■ **ABOUT THIS EXERCISE**
Among the records that follow, count the lines where "Analysis" appears, and state the count by itself.

Records from a dataset:

•••

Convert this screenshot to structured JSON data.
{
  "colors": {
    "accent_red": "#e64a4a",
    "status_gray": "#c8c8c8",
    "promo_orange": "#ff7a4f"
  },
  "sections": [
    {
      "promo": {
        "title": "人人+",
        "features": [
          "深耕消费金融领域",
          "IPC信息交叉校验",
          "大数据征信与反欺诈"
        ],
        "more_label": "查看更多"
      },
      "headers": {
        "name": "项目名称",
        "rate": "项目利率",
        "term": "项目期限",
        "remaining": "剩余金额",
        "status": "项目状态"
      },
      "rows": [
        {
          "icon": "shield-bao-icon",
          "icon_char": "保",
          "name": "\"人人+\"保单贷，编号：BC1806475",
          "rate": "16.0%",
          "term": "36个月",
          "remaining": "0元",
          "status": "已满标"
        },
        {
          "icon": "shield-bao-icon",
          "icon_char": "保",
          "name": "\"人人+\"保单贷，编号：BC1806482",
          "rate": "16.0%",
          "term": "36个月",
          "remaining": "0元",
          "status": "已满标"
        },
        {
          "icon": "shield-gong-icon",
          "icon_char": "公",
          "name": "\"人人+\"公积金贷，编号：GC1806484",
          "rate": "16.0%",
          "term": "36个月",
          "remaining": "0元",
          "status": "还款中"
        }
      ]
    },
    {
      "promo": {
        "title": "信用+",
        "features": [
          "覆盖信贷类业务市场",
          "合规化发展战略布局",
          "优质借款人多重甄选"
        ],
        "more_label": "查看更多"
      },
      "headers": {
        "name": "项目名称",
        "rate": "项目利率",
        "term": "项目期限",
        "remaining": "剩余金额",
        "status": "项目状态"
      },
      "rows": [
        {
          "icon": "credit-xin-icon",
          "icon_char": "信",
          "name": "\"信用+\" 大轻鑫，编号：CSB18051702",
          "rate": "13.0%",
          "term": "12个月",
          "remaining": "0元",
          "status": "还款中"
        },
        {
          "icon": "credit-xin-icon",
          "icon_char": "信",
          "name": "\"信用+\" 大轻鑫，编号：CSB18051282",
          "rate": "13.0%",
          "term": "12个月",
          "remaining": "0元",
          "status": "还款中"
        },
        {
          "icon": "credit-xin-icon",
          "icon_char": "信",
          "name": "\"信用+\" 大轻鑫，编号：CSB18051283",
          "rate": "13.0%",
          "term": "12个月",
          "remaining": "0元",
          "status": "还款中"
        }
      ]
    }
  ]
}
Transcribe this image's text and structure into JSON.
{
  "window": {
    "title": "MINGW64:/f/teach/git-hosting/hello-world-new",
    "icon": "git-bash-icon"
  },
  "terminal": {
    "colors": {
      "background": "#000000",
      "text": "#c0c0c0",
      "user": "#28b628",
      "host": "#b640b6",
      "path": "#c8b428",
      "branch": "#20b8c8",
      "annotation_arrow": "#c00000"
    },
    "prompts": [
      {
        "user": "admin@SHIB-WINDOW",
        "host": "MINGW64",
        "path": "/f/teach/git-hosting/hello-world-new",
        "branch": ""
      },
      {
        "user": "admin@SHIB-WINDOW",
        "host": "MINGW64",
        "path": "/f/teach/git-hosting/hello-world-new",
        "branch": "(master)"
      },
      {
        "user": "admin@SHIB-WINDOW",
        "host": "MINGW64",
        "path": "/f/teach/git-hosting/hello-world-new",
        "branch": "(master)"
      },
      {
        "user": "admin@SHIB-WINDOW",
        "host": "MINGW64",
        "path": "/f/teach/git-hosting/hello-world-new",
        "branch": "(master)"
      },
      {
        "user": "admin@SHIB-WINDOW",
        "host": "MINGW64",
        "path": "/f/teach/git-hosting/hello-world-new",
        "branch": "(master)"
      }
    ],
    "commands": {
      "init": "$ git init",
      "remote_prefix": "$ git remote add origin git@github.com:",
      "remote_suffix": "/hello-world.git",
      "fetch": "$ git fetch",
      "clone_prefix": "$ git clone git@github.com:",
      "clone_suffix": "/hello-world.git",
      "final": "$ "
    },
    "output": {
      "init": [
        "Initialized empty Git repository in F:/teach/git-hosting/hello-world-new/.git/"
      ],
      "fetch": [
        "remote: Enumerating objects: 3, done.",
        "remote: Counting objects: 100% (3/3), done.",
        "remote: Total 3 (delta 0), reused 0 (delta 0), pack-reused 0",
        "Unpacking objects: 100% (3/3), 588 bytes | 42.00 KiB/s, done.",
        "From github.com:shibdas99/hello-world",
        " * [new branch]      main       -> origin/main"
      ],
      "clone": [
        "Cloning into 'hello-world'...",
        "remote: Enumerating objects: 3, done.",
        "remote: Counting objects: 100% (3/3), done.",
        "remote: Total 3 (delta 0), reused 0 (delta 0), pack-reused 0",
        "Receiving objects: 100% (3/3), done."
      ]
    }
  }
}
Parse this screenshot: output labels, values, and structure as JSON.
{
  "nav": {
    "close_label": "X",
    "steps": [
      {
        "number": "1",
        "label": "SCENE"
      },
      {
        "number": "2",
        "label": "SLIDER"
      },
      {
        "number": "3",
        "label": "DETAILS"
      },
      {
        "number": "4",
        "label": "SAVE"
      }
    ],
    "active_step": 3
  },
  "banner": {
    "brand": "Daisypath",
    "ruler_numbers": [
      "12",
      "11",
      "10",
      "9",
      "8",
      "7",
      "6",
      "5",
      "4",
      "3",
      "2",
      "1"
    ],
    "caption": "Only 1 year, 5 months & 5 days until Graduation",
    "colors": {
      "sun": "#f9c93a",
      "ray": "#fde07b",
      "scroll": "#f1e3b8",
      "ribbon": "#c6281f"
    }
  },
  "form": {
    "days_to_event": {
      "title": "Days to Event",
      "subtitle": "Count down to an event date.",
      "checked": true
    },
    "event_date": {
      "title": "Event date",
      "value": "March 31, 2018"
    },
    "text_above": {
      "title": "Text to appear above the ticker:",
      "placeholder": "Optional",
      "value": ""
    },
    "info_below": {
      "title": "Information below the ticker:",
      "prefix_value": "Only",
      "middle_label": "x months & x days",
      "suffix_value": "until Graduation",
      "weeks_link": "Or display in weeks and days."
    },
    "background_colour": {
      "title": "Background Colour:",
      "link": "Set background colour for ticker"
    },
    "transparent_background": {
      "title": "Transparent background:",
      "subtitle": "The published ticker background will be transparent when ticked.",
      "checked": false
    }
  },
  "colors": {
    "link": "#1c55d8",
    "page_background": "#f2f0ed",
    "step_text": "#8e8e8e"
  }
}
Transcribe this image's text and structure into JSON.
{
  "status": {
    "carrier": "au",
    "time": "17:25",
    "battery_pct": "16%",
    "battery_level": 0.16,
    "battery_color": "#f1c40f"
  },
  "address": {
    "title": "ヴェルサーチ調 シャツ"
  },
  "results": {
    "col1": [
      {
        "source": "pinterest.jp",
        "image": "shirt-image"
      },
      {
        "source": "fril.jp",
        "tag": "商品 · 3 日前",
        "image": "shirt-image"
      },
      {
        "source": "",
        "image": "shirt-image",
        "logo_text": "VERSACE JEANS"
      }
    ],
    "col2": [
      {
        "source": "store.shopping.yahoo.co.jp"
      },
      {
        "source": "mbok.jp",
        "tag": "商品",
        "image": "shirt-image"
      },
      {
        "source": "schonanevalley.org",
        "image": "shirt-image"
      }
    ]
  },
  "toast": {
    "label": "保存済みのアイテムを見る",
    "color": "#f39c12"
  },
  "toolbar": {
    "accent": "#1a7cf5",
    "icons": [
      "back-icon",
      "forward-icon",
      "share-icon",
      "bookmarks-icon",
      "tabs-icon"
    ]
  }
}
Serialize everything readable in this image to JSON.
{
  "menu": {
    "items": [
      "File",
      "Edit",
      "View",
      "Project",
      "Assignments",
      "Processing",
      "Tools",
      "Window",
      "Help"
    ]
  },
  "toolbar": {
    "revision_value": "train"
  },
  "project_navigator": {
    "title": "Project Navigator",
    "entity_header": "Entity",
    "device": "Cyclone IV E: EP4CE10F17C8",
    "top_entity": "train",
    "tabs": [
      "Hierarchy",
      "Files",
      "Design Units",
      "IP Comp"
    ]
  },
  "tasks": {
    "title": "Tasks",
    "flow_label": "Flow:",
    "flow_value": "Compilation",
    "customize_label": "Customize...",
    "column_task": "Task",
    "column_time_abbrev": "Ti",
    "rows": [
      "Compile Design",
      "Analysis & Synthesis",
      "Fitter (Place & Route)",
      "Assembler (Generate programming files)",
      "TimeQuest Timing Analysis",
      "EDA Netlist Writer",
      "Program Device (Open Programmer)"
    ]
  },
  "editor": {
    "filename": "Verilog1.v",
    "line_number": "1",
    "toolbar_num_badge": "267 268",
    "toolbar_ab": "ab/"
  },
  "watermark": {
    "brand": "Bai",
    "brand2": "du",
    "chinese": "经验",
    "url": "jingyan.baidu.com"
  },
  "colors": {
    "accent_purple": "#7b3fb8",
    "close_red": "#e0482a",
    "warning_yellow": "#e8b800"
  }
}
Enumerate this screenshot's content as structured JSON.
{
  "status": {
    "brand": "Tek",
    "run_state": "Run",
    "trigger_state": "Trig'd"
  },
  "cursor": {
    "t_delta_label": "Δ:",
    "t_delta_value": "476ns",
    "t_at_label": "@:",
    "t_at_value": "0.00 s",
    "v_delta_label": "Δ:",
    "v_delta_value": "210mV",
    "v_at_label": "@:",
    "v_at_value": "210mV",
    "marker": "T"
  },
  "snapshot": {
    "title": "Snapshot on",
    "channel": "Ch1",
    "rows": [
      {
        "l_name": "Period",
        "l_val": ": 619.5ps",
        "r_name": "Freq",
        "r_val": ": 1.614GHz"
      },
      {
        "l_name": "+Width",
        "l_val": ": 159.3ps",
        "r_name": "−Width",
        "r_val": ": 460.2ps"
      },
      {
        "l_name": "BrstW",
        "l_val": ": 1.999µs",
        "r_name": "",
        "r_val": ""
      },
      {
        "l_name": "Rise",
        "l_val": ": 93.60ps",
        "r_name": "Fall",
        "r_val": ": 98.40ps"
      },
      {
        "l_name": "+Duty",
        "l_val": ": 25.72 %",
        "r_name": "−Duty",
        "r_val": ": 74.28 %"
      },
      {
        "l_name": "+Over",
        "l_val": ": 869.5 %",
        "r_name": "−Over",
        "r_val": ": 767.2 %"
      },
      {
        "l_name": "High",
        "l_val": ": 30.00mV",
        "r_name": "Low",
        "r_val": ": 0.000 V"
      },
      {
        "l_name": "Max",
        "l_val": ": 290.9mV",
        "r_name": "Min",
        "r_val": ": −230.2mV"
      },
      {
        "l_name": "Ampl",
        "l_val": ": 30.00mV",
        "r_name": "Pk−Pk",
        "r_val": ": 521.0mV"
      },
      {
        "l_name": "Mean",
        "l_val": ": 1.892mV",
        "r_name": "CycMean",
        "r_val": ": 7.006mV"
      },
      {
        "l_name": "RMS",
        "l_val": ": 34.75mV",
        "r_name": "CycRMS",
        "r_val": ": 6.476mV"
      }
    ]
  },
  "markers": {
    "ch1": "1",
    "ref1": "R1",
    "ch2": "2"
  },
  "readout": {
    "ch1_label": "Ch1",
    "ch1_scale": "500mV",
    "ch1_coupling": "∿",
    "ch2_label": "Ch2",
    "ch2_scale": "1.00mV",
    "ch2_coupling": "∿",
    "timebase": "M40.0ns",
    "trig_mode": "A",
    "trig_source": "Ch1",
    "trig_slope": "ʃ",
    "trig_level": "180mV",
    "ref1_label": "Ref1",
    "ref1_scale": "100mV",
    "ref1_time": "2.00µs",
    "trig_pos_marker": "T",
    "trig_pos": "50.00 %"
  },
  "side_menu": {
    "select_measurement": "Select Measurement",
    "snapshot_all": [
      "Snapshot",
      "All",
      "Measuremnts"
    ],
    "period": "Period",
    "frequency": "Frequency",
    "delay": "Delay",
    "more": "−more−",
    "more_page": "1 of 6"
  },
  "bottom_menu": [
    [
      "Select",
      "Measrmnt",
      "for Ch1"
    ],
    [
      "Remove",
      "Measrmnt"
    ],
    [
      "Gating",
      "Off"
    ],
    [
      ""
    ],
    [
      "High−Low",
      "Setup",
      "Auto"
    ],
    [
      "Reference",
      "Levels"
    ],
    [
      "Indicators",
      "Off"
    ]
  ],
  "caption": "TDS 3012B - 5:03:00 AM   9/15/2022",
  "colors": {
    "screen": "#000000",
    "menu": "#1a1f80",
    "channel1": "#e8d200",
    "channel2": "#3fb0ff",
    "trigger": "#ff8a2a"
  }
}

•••

■ **TASK RESULT**
2